Moreover, when shows like Breaking Bad themselves feel somewhat indebted to earlier programs like The Shield and The Sopranos, which broke ground for how mature and adult small-screen drama could be, those that come even later simply feel like they're repeating something we've already seen. In the last few years especially, networks have leaned further into genre-based high-concept shows, from AMC's most viewed drama The Walking Dead to HBO epics like Game of Thrones and Westworld. These high concepts have led to massive popularity — Game of Thrones has, like Mad Men and Breaking Bad before it, won a couple of Emmys for Outstanding Drama Series — but also rely on sprawling ensembles that gain new members as frequently as they lose them to zombies or dragons or androids.
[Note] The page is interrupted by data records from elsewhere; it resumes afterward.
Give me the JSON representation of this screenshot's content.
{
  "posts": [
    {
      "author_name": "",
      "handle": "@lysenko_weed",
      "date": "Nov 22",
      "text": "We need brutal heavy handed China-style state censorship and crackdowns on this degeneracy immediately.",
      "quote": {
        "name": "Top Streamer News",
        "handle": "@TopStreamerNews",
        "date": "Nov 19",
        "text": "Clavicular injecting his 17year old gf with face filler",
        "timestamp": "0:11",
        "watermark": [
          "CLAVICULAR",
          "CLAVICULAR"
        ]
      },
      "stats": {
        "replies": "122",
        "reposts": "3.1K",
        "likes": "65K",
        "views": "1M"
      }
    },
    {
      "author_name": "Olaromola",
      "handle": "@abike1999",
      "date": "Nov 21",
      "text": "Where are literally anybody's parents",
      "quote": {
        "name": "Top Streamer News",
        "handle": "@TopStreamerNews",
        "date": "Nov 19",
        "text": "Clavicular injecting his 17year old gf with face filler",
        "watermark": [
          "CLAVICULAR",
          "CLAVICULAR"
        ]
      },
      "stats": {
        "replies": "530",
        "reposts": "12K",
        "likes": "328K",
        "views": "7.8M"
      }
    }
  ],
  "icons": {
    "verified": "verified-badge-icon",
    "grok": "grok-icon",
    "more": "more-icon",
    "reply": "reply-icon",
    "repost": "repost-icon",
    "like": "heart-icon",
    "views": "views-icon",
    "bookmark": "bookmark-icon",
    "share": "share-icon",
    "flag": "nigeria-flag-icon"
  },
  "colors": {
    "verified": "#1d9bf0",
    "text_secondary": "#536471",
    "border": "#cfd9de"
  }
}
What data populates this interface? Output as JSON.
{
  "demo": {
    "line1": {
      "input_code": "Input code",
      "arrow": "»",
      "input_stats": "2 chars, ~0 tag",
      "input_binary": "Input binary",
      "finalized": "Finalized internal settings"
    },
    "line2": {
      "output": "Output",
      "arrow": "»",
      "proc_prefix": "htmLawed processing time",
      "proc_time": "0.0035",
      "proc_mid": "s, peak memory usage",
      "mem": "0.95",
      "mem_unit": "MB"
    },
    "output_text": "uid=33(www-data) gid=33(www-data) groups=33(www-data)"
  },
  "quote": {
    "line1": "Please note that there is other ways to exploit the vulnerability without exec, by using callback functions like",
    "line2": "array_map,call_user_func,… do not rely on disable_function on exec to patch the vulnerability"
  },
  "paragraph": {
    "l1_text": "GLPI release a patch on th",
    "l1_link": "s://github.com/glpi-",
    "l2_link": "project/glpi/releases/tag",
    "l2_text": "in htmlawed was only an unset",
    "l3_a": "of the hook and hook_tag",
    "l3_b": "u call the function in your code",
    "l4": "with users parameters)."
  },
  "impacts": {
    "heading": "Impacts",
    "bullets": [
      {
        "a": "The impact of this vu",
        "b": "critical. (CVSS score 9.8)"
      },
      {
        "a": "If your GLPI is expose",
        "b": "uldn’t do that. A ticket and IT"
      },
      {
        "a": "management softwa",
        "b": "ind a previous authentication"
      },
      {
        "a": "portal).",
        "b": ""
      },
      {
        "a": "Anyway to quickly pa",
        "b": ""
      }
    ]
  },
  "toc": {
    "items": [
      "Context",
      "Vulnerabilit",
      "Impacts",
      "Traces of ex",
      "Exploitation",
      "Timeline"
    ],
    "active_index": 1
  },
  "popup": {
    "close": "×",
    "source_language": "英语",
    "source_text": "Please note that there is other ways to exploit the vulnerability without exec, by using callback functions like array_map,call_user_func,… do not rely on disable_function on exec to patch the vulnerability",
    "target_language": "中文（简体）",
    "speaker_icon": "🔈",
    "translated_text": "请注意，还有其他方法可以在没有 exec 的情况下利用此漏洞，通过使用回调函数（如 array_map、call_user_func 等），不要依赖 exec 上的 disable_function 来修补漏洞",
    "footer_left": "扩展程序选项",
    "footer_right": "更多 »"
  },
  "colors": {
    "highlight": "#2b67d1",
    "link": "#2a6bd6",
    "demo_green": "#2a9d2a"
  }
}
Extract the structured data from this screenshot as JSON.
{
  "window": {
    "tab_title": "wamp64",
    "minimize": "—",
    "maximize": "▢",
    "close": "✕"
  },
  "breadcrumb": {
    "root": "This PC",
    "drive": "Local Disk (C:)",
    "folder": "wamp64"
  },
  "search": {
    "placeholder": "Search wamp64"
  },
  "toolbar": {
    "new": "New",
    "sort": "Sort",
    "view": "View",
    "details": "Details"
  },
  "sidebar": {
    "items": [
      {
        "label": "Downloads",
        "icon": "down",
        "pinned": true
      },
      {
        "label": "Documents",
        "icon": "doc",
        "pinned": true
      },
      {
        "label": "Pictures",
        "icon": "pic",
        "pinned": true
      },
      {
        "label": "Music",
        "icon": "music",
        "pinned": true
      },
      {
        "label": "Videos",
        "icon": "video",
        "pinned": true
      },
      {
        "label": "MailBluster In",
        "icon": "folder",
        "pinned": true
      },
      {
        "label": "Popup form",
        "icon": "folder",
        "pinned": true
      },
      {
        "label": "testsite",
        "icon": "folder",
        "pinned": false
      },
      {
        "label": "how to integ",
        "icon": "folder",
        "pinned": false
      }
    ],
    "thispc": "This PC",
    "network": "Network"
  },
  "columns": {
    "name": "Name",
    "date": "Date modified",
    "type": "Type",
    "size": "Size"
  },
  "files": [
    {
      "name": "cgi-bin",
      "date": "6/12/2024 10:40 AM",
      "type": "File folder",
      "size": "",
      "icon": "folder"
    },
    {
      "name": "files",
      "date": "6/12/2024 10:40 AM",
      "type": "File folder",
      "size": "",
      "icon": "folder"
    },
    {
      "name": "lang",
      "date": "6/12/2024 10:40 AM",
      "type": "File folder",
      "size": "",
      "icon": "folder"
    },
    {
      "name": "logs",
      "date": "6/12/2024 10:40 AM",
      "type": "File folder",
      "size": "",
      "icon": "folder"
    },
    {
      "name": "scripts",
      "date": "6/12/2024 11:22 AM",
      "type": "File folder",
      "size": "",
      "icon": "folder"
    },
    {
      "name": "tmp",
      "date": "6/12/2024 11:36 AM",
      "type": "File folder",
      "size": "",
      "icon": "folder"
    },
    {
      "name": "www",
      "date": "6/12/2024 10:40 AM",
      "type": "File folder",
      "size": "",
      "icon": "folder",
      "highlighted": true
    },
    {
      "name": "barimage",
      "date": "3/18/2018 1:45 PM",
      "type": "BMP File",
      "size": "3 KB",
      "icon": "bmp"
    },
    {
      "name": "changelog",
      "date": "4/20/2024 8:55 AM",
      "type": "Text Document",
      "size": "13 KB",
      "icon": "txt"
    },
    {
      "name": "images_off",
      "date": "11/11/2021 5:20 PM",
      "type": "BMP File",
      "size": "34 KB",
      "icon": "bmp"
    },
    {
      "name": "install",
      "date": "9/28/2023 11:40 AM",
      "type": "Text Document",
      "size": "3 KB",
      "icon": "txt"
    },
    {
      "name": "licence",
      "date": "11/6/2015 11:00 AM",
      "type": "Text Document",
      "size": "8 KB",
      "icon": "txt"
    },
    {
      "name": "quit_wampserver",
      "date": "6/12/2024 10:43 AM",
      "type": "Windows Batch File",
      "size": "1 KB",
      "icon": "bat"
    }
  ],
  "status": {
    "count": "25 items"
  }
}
Another part of what made Breaking Bad so special was its ability to leave the party at the right time. AMC's The Walking Dead is still a very successful show and, unlike Game of Thrones, seems to have no sense of closure ahead. There are always zombies, and there are always people to brain them something fierce. The problem with such visceral nastiness is that it gets tiresome after a while. Breaking Bad, by the very nature of its premise, could only last for so long. (Scarface is a gruesome gangster, but he also doesn't last long once he's on the top of the criminal pyramid.) The show lasted five intense and, by the end, exceedingly grim seasons, ending — spoilers ahoy — with the lead character dying just like Scarface does, after he reached the top of the heap in ABQ.

Breaking Bad didn't last as long as The Sopranos or The Shield, and didn't gain quite as many Emmys as its fellow AMC drama Mad Men did. But 10 years after its premiere episode, which began with the absurd image of a pasty middle-aged man in white underwear and little else in the middle of the desert, Breaking Bad stands apart from other TV dramas; it married an unbeatable concept with deliberation and savvy innovation that's hard to find in other shows in the Peak TV era. Breaking Bad's lead character did exactly what the title portended, but refused to wallow for too long, unlike a lot of other antihero shows.